Both Nwosu and Ogah’s cases were taken to the Abuja Division of the Court of Appeal, and on July 18, the court set aside the nullification of the governor’s election, describing the judgment of the lower court as a miscarriage of justice. Both suits went in favour of Ikpeazu. The Court of Appeal in a judgment read by Justice Philomena Ekpe, said Abang ought to have transferred the motion to it in line with time-honoured doctrine of stari decisis. She said Mr. Abang wrongfully interpreted the provisions of order 4 (10) and (11) of the Court of Appeal rules when he ruled that the said provisions were only applicable to an interlocutory ruling of lower court and when a final judgment in a suit had been delivered. Both cases were subsequently lodged at the Supreme Court.
But the case took a new twist when Justice Amina Augie of the Supreme Court disqualified herself from a five-man panel the Chief Justice of Nigeria (CJN), Justice Walter Onnoghen, constituted to hear Nwosu and Ogah’s suits.
When the matter came up for hearing, Justice Augie based her decision to withdraw from the case on allegation of bias leveled against her by one of the parties. She stated that the party accused her of not properly constituting the four-member panel of Justices of the Court of Appeal that heard the petition challenging Ikpeazu’s election in Owerri when she was the Presiding Justice of the Division. Justice Augie, who was recently elevated to the bench of the apex court, said her decision to pull out from the matter was in the interest of justice.

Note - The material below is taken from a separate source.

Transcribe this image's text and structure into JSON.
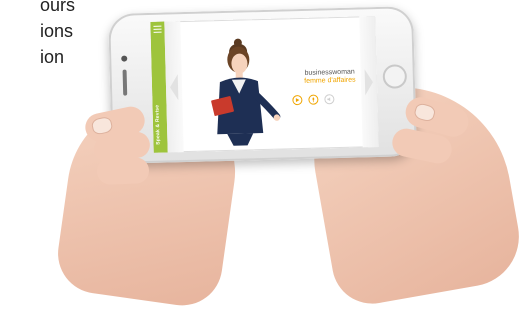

In his notice of Appeal at the apex court, Ogah argued that the appellate court’s judgment were against the weight of evidence, and prayed the court to restore the judgment given by Justice Abang. Ogah who said that Abia state was “thrown into mourning” when the appellate court gave its ruling, stated said he was confident that the Supreme Court would rule in his favour. Governor Ikpeazu and Mr. Nwosu do not share Ogah’s optimism. Ikpeazu said he was confident that the apex court would give him a favourable ruling, while Nwosu believes that the governorship seat is his for grab.